When I was a kid I didn't do well in Mario because I was bad at it. I was not skilled enough to actually tackle the game. I wasn't losing due to any fault of its design. It wasn't cheating me. The thing just got to a point where it was genuinely hard. I get the sense that many games in the current market don't follow that standard though. Developers seem more than content to take the easy road in so far as difficulty is concerned, especially in the action and shooter genres. How so you ask?
Take a game from your collection, perhaps Call of Duty, Uncharted, or Mass Effect. Place it in your system of choice or boot it on your PC then set it to the hardest difficulty possible. Take a good few minutes to really examine what it is that makes the game harder than the lower settings. I'll wait, don't worry about it.

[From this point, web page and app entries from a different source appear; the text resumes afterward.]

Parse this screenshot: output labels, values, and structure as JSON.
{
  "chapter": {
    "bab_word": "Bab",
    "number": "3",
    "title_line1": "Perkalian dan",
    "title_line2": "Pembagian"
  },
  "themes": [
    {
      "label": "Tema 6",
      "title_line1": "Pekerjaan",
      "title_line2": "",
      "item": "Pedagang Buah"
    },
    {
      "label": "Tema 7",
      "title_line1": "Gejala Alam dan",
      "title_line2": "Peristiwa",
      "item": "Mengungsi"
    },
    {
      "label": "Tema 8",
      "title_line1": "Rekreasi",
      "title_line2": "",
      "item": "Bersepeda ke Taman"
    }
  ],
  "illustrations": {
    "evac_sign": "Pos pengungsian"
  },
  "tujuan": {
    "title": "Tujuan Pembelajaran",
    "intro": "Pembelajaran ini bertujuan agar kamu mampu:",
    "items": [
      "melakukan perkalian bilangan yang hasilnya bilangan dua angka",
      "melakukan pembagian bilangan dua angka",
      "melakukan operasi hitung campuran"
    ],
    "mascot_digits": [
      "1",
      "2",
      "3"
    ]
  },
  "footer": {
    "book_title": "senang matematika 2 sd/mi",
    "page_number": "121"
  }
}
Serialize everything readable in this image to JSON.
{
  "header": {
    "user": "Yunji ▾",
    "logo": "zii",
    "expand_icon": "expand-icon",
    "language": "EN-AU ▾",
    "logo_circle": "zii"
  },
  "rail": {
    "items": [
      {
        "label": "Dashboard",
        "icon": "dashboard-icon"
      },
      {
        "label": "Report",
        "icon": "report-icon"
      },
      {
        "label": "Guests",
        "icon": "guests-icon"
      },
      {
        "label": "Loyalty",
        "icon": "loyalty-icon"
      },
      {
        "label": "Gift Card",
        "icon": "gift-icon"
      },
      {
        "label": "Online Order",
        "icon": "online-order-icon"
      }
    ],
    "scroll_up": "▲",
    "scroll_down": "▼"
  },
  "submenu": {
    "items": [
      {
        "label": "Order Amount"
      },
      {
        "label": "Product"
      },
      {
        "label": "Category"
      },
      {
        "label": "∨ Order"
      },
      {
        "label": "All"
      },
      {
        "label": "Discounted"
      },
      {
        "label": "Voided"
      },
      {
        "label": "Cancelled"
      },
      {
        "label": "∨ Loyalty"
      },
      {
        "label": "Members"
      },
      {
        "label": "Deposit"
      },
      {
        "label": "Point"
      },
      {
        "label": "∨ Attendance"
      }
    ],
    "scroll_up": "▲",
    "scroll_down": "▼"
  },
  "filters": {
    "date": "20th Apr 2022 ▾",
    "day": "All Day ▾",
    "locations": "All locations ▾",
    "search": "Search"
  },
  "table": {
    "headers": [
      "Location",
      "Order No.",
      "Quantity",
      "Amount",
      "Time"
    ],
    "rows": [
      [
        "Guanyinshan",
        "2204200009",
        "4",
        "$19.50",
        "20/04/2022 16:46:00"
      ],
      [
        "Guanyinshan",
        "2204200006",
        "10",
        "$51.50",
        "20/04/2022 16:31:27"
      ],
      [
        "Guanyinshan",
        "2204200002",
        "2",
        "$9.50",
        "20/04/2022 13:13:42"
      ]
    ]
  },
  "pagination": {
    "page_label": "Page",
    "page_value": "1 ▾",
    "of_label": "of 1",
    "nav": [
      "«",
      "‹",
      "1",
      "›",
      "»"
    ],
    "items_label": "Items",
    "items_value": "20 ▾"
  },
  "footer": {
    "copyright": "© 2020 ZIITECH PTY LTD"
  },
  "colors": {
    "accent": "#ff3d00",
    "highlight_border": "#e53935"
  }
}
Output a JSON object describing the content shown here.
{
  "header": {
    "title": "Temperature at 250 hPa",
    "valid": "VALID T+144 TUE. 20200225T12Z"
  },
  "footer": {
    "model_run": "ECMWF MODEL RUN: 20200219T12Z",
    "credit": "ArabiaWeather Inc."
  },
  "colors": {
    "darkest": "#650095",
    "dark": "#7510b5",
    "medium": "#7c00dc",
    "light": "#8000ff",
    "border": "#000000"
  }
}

More than likely you'll notice a similar change in all of these games despite them being all fairly different from each other. Enemies take more damage and deal more out. They recognize you faster and move more aggressively. While this is all fine, it stops there. The player is given no alternate strategy, no more complex options to win, they must simply trudge through it. Each of the games I've mentioned is an extremely popular Triple A title and all employ the same concept of making enemies in the environment brutally punishing in place of making changes that test the user.
In Call of Duty all enemies on screen will immediately turn to you regardless of your position as long as there is open space between you an them. If you can see the enemy they will turn and shoot at you. In Mass Effect, already difficult enemies become brutally powerful while taking hardly any damage from your weapons. There isn't a different strategy to beating them nor do you have to be more precise, the answer is to simply hit them more and get hit less. Uncharted shares the same problems as Mass Effect with enemies flanking on you while you're pinned, and ignoring allies, to appear behind you anywhere you've taken cover to blast your back with a shotgun.
Why do I bring this up? It's simple really. While these traits were initially limited to the hardest settings they are starting to become the norm when it comes to adapting difficulty. As such these traits are leaking into the lower levels of newer games. On top of that, it simply doesn't make for a fun experience and maybe even more disturbingly it's starting to seep into other genres.
I don't want to play a game where my enemies are omniscient. Where if I set off an alarm suddenly everyone for the rest of the level can see me through walls. If I alert an enemy and flee, break line of sight then move to a new position they shouldn't automatically come running over to a place that they shouldn't even know I'm at. I don't mind if enemies are tough, but they shouldn't be tough because I only have one option for defeating them. They should be tougher because the window I'm given to enact a winning strategy is small. I want them to test my reflexes, challenge my intellect, and strain my focus... not simply make me wait for a chance to pop out and get in another hit before running away to hide. In many ways the higher difficulty settings on many games don't make them any harder, it just makes them more tedious while further highlighting any annoying or flawed mechanics that exist.
This isn't to say that there aren't games out there that do difficulty right, because there are plenty, just that the act of simply changing values in the code governing a game's mechanics is becoming a more and more common choice. As a person who aspires to be a game designer it gets under my skin to see people avoiding design in their solution. I want to be challenged by my games, not punished or bored to death because the designers didn't take the time to implement a more creative answer to changing difficulty. What's the point of playing on a level that's supposedly harder if the extent of what it provides is a pervasive sense of frustration and desire to put the game away in the place of feeling like you've accomplished something?